It was the biggest drug heist in American history. Burglars drove an 18-wheeler up to the Eli Lilly distribution center in Enfield, Connecticut, disabled its security system, rappelled through the roof and made off with $75 million in pharmaceuticals. [UPDATE May 7, 2013 - case dismissed, then refiled with new claims against ADT / Tyco].
Last summer, the U.S. Attorney’s office indicted 11 people for selling drugs stolen from the facility [link no longer available], but the burglary case has centered around the Villa brothers, Amaury and Amed, who are now awaiting trial in Connecticut [link no longer available].
Eli Lilly’s insurance company, National Union Fire Insurance, is suing Tyco and ADT to recover money it paid out after the heist. National Union believes ADT’s failure to protect sensitive security information led to the heist and is asking for $42 million in damages.
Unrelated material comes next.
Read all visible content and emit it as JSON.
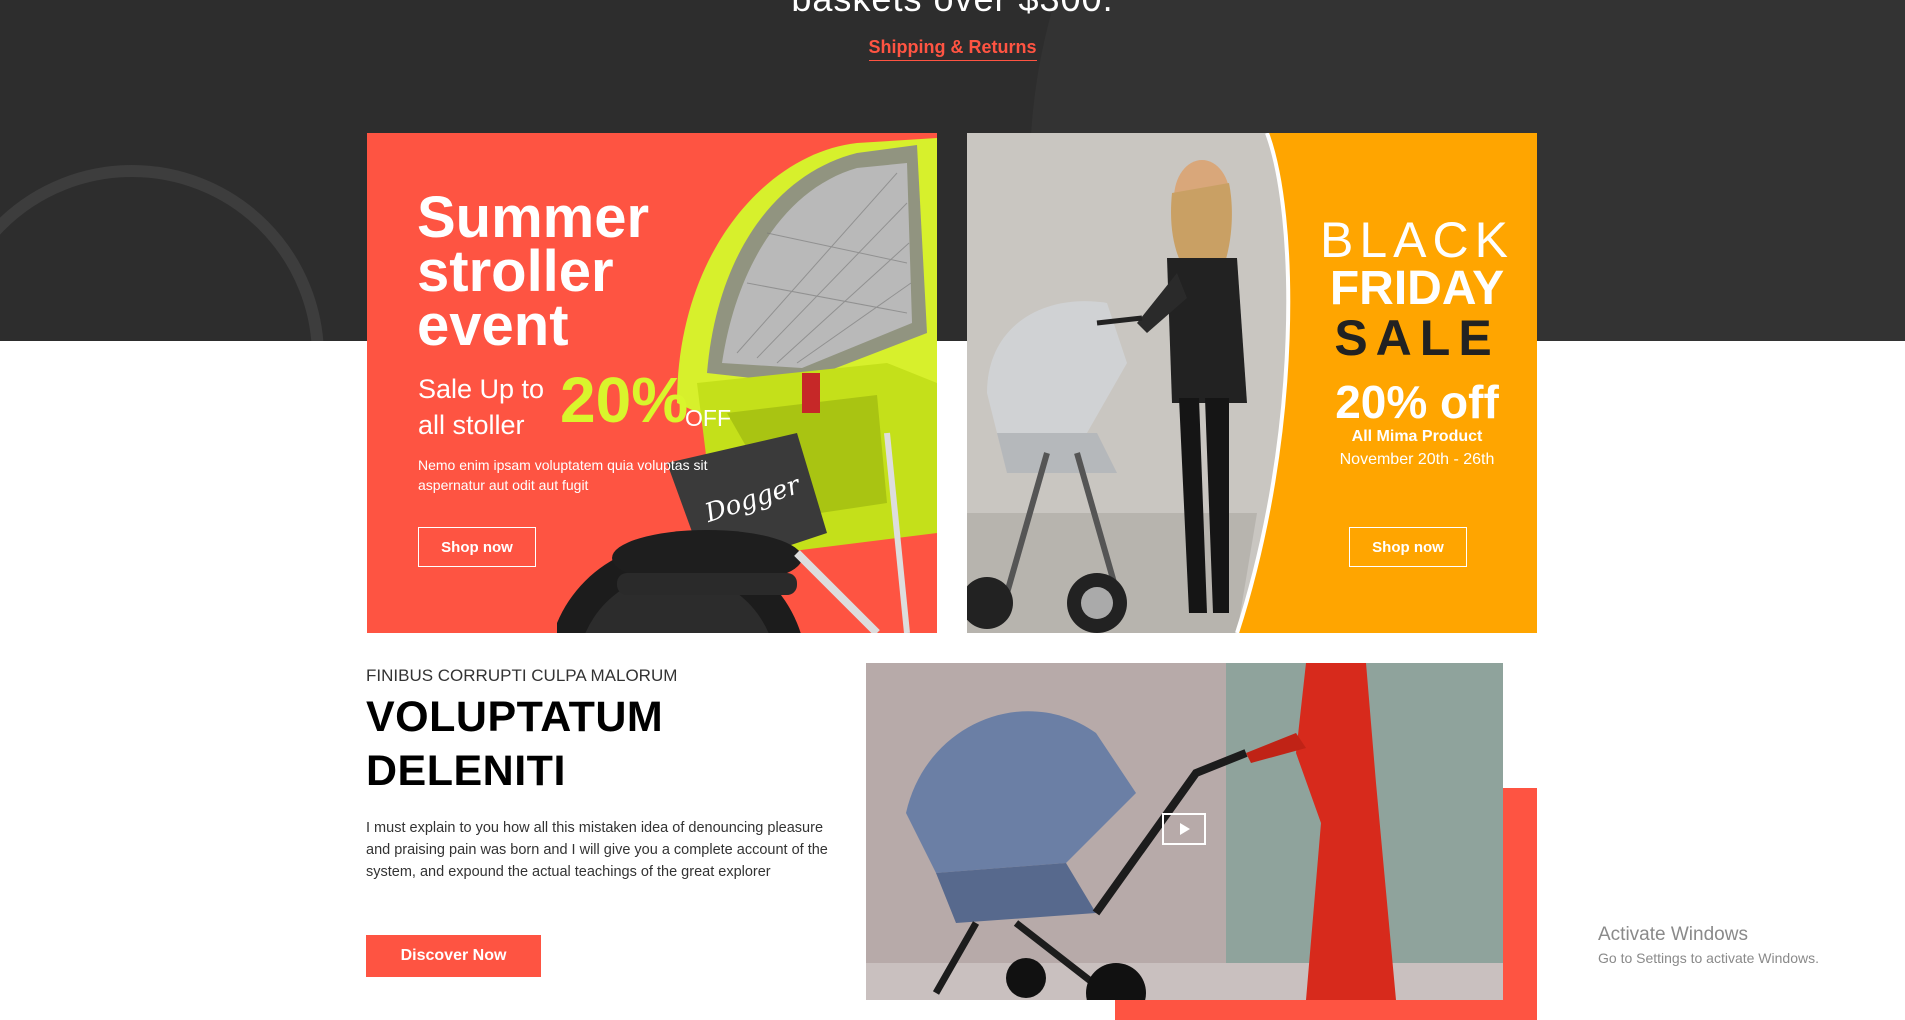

In this note, we review the complaint and situation.
According to court filings, ADT has provided security equipment and monitoring for Eli Lilly’s Enfield locations since 1974. In August 2004, ADT reviewed the distribution center’s security system and provided Eli Lilly with a report that included an inventory of all its existing security equipment and suggestions for additional surveillance. Later than year, Eli Lilly signed a 5-year contract with ADT to implement the improvements noted in the report. The contract included annual inspections and reports.
In 2009, ADT again evaluated the Enfield facility, this time to “review of the adequacy of the services provided” under the 2004 contract.